Economic development (whether national or regional) is a longrun historical process which cannot appropriately be examined without reference to the past. For this reason, the present paper takes 1930 as the historical turningpoint between the U.S. South’s long period of economic lag and the more recent period in which it has closed much of the gap in material well-being between itself and the rest of the United States. We shall therefore begin by examining the relative status of the Southern economy in 1930, followed by a discussion of the historical, social and political factors which help to account for the South’s lag behind the national economy. We shall then turn to a statistical documentation of the substantial spurt in the South’s rate of economic development during 1930–60, concluding with a discussion of the job that remains if the South is finally to achieve full economic parity with the other regions of the United States.
Weitere Kapitel dieses Buchs durch Wischen aufrufen
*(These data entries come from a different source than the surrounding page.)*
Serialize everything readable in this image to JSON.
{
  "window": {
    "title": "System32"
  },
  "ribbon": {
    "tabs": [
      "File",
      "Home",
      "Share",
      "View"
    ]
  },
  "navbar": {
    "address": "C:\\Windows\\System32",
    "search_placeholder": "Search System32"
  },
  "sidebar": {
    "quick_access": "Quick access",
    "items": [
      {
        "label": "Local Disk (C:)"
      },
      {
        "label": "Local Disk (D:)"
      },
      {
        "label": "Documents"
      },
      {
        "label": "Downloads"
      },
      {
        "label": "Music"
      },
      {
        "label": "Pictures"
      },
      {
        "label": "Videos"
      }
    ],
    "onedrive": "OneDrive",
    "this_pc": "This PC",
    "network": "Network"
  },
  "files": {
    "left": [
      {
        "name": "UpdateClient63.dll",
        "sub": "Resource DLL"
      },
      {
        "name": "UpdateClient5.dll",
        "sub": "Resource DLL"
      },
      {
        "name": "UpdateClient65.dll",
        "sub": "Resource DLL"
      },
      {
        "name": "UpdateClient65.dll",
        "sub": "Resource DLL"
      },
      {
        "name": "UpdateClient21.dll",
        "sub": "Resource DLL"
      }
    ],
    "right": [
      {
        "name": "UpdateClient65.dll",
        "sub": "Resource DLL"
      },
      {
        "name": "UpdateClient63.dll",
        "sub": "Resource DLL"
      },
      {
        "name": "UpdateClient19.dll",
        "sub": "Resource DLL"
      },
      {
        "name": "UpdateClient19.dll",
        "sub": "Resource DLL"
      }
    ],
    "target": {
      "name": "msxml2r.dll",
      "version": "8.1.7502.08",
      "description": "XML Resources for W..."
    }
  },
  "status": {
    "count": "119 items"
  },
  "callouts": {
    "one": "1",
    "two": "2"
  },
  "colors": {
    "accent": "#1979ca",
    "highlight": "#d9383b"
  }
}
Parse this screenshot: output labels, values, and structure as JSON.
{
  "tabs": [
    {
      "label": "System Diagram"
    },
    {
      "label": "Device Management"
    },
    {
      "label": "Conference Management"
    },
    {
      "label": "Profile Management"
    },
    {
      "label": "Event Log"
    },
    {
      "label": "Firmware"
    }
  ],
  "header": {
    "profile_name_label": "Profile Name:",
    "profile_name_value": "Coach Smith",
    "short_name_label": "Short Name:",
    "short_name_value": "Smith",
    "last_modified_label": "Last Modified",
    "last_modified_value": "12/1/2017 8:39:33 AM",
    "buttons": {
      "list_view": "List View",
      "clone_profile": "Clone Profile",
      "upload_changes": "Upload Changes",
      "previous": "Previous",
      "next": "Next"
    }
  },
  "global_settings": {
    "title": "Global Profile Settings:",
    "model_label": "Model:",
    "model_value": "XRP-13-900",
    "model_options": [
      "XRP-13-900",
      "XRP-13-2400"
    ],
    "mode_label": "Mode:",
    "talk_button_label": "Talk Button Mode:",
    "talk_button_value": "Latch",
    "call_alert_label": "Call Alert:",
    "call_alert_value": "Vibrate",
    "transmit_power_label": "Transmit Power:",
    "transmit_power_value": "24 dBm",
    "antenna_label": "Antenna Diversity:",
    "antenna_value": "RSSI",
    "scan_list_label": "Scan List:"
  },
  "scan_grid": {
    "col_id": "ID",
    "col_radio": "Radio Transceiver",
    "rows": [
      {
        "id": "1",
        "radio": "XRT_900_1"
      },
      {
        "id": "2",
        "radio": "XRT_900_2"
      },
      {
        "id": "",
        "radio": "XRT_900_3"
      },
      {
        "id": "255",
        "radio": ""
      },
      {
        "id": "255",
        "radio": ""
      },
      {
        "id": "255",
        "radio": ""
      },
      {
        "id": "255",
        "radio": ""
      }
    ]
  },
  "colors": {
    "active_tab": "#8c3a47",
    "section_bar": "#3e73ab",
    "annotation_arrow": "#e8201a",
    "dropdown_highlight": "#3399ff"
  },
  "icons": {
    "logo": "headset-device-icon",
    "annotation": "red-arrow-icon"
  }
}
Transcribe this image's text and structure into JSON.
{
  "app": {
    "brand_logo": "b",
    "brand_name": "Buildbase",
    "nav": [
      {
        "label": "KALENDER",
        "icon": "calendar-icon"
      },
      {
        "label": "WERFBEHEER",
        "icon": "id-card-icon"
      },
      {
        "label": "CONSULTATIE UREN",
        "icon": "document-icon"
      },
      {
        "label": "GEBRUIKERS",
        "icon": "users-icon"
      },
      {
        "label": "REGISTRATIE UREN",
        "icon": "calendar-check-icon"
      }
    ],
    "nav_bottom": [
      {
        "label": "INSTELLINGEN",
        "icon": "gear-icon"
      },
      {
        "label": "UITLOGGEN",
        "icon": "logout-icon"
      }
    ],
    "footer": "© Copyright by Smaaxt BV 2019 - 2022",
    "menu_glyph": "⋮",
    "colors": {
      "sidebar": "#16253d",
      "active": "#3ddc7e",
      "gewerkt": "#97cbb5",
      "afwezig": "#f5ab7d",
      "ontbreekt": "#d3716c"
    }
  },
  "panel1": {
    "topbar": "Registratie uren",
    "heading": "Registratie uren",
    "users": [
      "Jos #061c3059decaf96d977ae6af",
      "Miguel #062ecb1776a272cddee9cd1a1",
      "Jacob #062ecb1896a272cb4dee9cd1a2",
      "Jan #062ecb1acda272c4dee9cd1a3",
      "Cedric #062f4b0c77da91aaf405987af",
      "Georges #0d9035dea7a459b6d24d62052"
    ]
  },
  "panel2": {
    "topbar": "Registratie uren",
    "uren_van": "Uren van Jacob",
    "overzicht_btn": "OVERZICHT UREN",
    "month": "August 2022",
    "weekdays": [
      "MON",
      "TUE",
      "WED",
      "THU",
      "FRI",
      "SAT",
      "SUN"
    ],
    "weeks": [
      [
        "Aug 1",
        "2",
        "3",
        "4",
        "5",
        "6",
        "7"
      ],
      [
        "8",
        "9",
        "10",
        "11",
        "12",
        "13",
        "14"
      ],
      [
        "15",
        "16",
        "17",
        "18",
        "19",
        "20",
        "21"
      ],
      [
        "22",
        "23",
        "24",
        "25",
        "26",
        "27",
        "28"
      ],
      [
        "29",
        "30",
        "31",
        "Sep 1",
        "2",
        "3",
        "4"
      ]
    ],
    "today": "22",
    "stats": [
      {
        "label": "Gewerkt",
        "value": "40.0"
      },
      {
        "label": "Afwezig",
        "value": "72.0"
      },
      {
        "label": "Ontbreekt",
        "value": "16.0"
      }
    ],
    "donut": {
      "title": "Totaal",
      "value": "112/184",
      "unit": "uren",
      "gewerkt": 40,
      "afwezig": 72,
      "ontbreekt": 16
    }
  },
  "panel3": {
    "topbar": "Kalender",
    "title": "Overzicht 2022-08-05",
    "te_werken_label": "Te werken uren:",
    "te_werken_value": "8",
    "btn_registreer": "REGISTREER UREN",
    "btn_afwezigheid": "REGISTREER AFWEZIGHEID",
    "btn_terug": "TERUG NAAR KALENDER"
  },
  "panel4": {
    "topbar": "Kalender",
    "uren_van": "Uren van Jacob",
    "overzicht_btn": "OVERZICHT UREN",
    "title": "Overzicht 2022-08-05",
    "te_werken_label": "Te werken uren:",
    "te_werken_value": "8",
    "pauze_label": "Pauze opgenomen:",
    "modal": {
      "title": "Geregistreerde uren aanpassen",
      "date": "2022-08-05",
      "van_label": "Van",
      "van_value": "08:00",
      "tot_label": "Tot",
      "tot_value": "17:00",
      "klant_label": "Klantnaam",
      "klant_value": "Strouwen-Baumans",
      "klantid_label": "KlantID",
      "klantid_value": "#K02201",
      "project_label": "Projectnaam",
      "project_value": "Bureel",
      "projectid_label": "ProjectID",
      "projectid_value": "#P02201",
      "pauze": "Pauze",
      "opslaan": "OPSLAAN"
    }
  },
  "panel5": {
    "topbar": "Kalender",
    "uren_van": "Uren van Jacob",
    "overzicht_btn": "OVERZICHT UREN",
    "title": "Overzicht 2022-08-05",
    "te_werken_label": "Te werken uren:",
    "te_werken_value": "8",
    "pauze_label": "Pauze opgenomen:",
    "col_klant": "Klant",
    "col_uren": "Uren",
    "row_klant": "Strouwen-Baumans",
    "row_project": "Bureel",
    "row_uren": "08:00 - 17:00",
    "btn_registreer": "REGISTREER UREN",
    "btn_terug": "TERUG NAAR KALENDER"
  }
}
- The U.S. South as an Under-Developed Region
William H. Nicholls
- Palgrave Macmillan UK
- Chapter 23